Running as an Independent is a different game. You’re no longer “a lone voice in the wilderness” of the two-Party system, because you have stepped outside the system. Something more is required of you. In this day and age of Internet access, you need to reach out for every inch and minute of space and time you can get online. You are supposed to stand strong and establish your beachhead and state your claim to, yes, power. The power to make real, not phony change happen.


Is this Ron Paul? Or has Ron decided that he has to shape his son’s future within the framework of the Republican Party?


Is Ron ready, as an Independent, to take the slings and arrows that would be shot his way by those who claim he’d be handing the presidency over to Obama by splitting his own Party’s vote?

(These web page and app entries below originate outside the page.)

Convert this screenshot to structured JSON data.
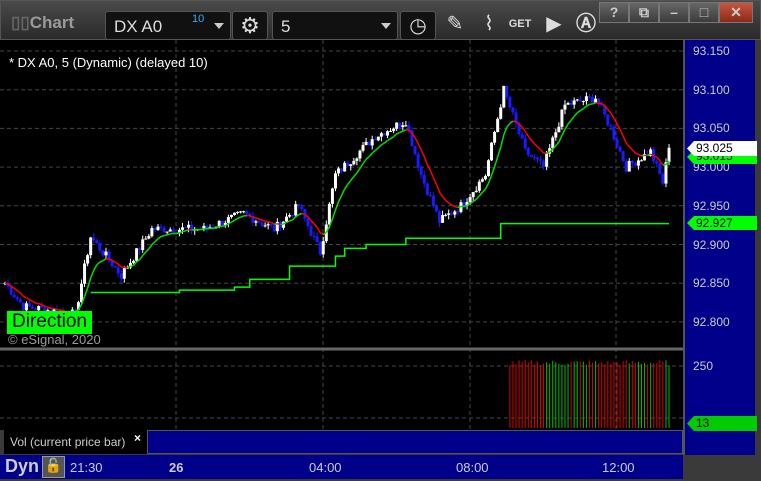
{
  "window": {
    "title": "Chart",
    "symbol": "DX A0",
    "symbol_badge": "10",
    "interval": "5",
    "buttons": [
      "?",
      "restore",
      "minimize",
      "maximize",
      "close"
    ]
  },
  "toolbar": {
    "icons": [
      "clock-icon",
      "pencil-icon",
      "line-chart-icon",
      "get-icon",
      "play-icon",
      "alert-icon"
    ]
  },
  "chart": {
    "legend": "* DX A0, 5 (Dynamic) (delayed 10)",
    "copyright": "© eSignal, 2020",
    "direction_label": "Direction",
    "price_ticks": [
      "93.150",
      "93.100",
      "93.050",
      "93.000",
      "92.950",
      "92.900",
      "92.850",
      "92.800"
    ],
    "price_tick_values": [
      93.15,
      93.1,
      93.05,
      93.0,
      92.95,
      92.9,
      92.85,
      92.8
    ],
    "last_price": "93.025",
    "ma_value": "93.015",
    "stop_value": "92.927",
    "colors": {
      "up": "#ffffff",
      "down": "#1a1aff",
      "ma_up": "#00e000",
      "ma_down": "#ff0000",
      "stop": "#00ff00",
      "axis_bg": "#00008b"
    },
    "price_path": [
      [
        0,
        92.85
      ],
      [
        6,
        92.82
      ],
      [
        23,
        92.81
      ],
      [
        28,
        92.91
      ],
      [
        38,
        92.86
      ],
      [
        48,
        92.92
      ],
      [
        65,
        92.92
      ],
      [
        78,
        92.94
      ],
      [
        88,
        92.92
      ],
      [
        96,
        92.95
      ],
      [
        103,
        92.89
      ],
      [
        108,
        92.99
      ],
      [
        121,
        93.04
      ],
      [
        131,
        93.06
      ],
      [
        136,
        92.99
      ],
      [
        142,
        92.93
      ],
      [
        149,
        92.95
      ],
      [
        157,
        92.99
      ],
      [
        163,
        93.1
      ],
      [
        170,
        93.02
      ],
      [
        176,
        93.0
      ],
      [
        183,
        93.08
      ],
      [
        193,
        93.09
      ],
      [
        198,
        93.05
      ],
      [
        203,
        93.0
      ],
      [
        211,
        93.02
      ],
      [
        215,
        92.98
      ],
      [
        217,
        93.025
      ]
    ],
    "stop_steps": [
      [
        28,
        92.838
      ],
      [
        57,
        92.841
      ],
      [
        75,
        92.845
      ],
      [
        80,
        92.855
      ],
      [
        93,
        92.872
      ],
      [
        108,
        92.885
      ],
      [
        111,
        92.895
      ],
      [
        118,
        92.9
      ],
      [
        131,
        92.908
      ],
      [
        162,
        92.927
      ],
      [
        217,
        92.927
      ]
    ]
  },
  "volume": {
    "label": "Vol (current price bar)",
    "tick": "250",
    "last": "13",
    "max": 250
  },
  "time_axis": {
    "mode": "Dyn",
    "labels": [
      "21:30",
      "26",
      "04:00",
      "08:00",
      "12:00"
    ]
  }
}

The Republicans now have their ducks in a row for the convention. There are no candidates who are holding out. (Ron’s supporters could make some serious noise at the convention on their own, of course.) But the GOP has taken out its last symbol of opposition.


Think about this. Ron and Rand could have kept their mouths shut between now and Romney’s nomination. They could thus have given the impression of being “beautiful losers” and retained their base. But something intervened. Was that something Rand’s political future? Were the Pauls, father and son, told by GOP operatives that Rand would be blackballed and shut out of the Party forever if he didn’t climb on board and prove that he was a good Party man? Was that it?


Is membership in the Club now the overriding factor for Rand? And, therefore, for his father?


Months ago, someone from the Ron Paul camp gave (and/or sold) the very valuable and large list of its supporters to the GOP, a list that is worth millions of dollars. Whether Ron knew it at the time, he certainly found out. Did he come forward and speak up and fire people? Did he publicly say this was a betrayal of his campaign? No.


If Ron Paul wants his voice to mean something from this point on, he would need to leave his Party and run as an Independent. So far, there is no inkling that is in the cards.


I know a little about electoral politics. In 1994, I ran for a seat in the US Congress, from the 29th District of California, which was overwhelmingly Democrat and had elected Henry Waxman to the seat for 20 years. I decided I had no chance as an Independent or a Republican. My only shot was to go up against Waxman in the Democratic Primary. As a Democrat.


That was a mistake. The true path would have been as an Independent.


It always is, in this landscape.


Aside from the obvious insanity of trying to convince Democrats that, for example, the 2nd Amendment is a key and vital fact of life, running within the two-Party framework allows voters to think, in their sleeping state, that you somehow represent interests and ideas that fall within the mainstream, you believe answers lie within the fundamentally corrupt framework of the One Party With Two Heads, you are in the same space and time Democrats and Republicans occupy.


Which is not true, if you are really an Independent.

Read entire article HERE.

Leave a Reply

Your email address will not be published. Required fields are marked *